The Educational Foundation of the International Furnishings and Design Association announced its five professional grant winners for 2022. This year’s recipients will pursue subject matter ranging from the creation of intelligent cities to holistic health care design, along with wholesale antiquing and historic preservation. Winners include Saman Jamshidi, assistant professor of interior architecture and design at the University of Nevada, Las Vegas; Christine Wacta, assistant professor in the college of behavioral and social sciences at the school of human ecology at Georgia Southern University; Luke Kwan, a senior project manager at IA Interior Architects; Beth Miller, a professor and the head of the department of interior design and the master’s program in historic preservation at Mississippi State University; and Kayne Wilk of the IFDA’s New York chapter.
Call for Entries

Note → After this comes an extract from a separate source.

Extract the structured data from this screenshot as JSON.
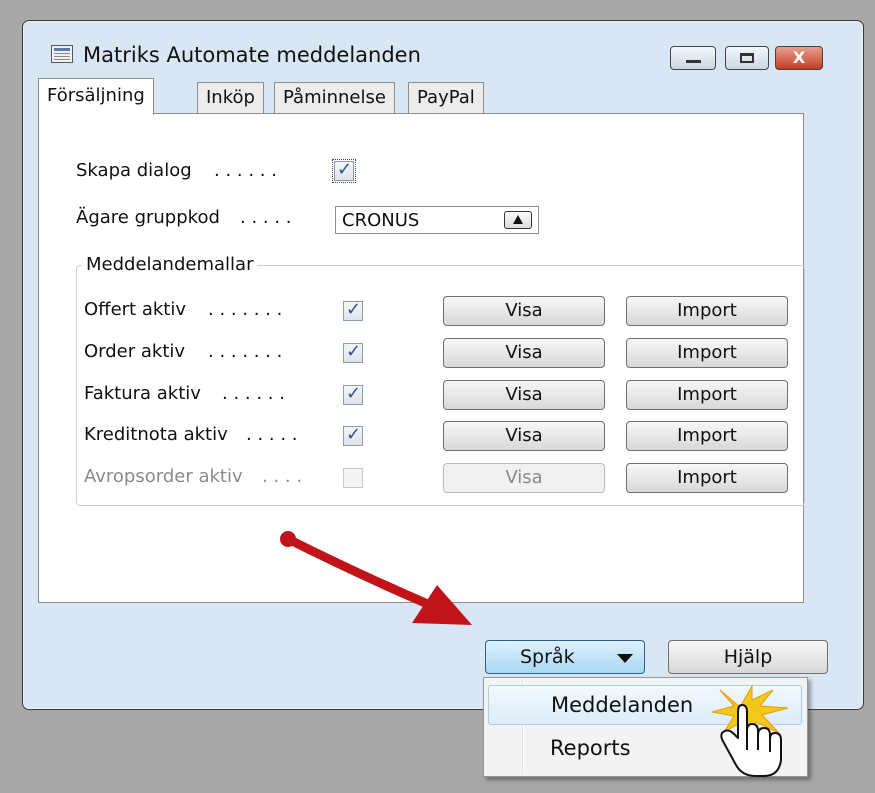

Interior Design magazine, in partnership with Toronto-based digital design retail innovation company Digby, has launched the inaugural Metaverse Architecture and Design (MAD) Awards, which will celebrate design professionals and projects operating in Web3 spaces. The awards program will include categories such as Designer of the Future, Unbuilt and Built projects, Metaverse Destination, Immersive Digital Art and Special Recognition Student of the Future, with recipients to be honored at the MAD Awards Ceremony scheduled to take place in the Spatial.io metaverse—a platform for cultural events and experiences in the virtual world. To make a submission before the December 21, 2022 deadline, click here.
Homepage image: Colorful table runners, candle holders, placemats, and seat cushions from the Ikea Aromatisk collection | Courtesy of Ikea